Task instructions. List each line of the data in which the string "price" appears.

[Entries from a dataset of interfaces]
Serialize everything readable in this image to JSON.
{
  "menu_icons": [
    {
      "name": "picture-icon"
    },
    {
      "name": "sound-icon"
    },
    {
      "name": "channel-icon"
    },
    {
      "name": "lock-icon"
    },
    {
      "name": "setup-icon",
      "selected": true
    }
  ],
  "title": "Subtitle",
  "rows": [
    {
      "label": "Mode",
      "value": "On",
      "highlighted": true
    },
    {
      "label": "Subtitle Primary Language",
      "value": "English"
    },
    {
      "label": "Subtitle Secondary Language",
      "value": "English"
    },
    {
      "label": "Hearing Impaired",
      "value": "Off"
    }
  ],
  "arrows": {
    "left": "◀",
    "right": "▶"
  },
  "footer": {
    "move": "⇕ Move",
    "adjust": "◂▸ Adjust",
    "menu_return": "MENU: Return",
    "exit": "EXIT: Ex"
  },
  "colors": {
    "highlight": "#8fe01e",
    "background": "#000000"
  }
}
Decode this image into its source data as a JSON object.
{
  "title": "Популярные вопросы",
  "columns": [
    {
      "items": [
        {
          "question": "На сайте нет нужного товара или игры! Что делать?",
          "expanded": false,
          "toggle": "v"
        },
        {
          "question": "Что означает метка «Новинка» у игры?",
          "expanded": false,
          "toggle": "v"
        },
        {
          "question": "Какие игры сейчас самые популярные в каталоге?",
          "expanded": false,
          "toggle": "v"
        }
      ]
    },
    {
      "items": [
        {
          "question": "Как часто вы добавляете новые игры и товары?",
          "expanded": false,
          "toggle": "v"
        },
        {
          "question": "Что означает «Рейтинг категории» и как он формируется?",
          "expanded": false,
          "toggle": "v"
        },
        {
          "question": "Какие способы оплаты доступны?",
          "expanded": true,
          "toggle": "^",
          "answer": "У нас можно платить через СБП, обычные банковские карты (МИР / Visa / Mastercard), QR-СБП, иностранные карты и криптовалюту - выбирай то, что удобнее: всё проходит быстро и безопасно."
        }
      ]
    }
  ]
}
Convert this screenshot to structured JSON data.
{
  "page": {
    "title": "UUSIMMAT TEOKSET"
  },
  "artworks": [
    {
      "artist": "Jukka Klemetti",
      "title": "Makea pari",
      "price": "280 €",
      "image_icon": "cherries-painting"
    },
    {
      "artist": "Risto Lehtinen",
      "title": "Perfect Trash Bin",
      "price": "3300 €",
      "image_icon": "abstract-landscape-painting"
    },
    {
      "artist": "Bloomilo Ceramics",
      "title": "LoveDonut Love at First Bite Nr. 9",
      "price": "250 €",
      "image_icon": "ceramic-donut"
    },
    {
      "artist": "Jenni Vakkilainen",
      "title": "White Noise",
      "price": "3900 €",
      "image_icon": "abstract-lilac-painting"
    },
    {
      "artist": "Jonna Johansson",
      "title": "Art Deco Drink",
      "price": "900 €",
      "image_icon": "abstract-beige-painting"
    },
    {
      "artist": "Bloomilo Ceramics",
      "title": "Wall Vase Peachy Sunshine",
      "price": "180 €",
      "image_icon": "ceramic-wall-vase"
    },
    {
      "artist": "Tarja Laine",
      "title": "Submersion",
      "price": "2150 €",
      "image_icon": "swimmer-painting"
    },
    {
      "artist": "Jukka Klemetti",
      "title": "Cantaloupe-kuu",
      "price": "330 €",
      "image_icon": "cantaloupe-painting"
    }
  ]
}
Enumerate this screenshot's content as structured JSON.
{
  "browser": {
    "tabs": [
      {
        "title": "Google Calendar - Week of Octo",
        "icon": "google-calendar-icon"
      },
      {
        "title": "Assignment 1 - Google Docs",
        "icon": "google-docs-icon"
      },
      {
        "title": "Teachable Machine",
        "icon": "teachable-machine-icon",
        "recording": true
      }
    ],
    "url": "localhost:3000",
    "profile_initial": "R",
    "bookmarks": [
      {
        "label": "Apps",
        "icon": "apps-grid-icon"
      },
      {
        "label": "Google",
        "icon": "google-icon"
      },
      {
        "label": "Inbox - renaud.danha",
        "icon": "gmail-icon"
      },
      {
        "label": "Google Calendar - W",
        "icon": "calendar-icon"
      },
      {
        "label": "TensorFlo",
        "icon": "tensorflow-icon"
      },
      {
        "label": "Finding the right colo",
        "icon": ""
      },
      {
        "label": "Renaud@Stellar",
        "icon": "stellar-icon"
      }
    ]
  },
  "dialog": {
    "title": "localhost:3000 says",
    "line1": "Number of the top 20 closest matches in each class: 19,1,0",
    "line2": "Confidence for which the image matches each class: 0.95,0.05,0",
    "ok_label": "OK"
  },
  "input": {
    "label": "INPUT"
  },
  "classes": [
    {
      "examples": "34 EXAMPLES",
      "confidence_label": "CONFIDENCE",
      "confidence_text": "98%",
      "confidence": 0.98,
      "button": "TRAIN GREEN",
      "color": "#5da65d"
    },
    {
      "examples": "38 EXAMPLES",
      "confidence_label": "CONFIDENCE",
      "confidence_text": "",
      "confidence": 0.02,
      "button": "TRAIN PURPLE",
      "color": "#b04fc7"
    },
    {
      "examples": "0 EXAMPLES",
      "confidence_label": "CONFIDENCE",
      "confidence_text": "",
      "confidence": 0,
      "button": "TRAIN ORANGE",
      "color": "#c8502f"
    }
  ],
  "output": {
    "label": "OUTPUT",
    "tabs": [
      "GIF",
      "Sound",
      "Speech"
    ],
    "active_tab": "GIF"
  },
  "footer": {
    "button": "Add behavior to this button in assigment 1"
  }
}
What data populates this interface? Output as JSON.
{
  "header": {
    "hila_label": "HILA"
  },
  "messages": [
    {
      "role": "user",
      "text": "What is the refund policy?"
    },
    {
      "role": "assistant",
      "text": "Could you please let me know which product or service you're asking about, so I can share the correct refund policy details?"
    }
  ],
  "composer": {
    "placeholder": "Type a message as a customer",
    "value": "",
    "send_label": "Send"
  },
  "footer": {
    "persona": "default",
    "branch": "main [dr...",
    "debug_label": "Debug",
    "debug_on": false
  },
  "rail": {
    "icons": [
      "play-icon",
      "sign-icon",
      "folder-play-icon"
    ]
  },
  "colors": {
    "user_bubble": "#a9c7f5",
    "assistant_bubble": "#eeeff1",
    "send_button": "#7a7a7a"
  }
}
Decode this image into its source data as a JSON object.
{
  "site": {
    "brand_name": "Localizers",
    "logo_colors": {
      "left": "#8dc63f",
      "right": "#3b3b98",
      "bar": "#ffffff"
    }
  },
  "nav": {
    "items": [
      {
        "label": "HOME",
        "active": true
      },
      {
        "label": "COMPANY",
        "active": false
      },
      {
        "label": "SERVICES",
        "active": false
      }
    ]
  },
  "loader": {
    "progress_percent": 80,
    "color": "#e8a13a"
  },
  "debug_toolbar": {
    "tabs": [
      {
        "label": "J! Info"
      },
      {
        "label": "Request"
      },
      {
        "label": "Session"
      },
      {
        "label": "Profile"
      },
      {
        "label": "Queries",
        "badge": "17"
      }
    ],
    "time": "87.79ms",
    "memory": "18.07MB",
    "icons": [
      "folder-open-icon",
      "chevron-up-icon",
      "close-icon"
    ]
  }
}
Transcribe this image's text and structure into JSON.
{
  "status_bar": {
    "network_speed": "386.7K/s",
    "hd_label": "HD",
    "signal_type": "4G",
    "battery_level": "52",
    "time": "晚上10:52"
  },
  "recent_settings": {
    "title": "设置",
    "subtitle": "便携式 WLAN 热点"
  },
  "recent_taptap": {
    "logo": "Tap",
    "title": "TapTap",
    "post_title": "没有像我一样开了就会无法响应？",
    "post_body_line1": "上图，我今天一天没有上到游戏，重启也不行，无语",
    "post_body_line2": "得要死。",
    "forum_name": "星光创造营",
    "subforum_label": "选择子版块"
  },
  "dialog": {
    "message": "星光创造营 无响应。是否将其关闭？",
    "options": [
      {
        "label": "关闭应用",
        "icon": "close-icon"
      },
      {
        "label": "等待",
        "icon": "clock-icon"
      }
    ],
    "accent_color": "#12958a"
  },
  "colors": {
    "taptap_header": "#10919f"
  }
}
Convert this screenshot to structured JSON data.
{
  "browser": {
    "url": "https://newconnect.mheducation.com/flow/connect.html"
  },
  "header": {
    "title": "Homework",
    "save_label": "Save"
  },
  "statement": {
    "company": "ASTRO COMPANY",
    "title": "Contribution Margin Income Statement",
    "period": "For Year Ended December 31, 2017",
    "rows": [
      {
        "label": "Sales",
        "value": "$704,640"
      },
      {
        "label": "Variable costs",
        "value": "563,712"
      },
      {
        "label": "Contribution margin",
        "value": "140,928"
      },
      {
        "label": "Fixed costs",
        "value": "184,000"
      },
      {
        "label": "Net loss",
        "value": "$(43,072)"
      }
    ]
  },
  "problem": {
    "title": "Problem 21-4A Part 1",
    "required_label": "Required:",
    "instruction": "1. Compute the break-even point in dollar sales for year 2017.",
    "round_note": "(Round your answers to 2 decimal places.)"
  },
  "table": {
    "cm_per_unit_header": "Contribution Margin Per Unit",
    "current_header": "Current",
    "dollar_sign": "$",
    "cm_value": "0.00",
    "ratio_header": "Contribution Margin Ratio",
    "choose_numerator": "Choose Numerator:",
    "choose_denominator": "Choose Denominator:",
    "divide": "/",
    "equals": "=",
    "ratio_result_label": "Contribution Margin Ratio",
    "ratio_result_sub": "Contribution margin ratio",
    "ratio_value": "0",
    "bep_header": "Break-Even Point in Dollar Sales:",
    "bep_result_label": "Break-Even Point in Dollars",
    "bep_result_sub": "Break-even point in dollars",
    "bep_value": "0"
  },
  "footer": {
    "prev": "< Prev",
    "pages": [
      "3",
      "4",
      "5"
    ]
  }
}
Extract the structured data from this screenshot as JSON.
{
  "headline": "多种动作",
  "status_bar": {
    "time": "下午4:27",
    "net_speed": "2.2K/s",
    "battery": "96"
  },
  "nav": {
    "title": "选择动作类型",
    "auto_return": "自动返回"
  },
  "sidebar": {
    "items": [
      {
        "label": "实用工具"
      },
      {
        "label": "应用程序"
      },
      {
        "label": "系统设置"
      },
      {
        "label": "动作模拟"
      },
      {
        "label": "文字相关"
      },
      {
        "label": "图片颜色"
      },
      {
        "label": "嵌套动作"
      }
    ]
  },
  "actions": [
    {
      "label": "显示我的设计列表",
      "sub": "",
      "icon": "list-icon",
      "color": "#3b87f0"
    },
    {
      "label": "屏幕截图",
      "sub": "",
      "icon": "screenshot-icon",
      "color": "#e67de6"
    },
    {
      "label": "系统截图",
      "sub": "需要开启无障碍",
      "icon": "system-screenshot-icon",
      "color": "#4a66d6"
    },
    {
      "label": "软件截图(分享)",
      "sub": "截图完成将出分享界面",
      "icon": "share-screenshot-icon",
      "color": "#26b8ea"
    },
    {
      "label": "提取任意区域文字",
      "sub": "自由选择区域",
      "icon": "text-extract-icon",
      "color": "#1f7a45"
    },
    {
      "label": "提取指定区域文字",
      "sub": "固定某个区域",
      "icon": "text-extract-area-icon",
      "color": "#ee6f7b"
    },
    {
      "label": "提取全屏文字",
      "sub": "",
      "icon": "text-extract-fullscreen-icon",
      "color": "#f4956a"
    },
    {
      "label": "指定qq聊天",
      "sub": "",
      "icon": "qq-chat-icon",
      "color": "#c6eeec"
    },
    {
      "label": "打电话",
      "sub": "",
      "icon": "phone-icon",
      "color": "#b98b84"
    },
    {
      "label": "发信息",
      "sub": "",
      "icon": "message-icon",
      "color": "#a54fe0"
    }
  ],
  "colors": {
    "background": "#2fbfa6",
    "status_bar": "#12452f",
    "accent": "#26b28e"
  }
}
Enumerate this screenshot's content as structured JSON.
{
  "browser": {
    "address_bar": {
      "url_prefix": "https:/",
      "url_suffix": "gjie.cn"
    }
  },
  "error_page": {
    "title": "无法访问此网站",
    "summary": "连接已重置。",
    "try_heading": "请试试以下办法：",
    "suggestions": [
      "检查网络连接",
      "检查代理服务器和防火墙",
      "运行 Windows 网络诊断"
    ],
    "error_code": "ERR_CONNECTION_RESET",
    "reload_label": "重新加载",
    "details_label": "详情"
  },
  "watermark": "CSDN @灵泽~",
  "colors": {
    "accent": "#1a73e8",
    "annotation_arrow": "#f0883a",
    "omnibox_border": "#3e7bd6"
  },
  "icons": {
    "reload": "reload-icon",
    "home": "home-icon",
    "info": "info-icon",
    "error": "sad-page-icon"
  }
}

Answer section.
      "price": "280 €",
      "price": "3300 €",
      "price": "250 €",
      "price": "3900 €",
      "price": "900 €",
      "price": "180 €",
      "price": "2150 €",
      "price": "330 €",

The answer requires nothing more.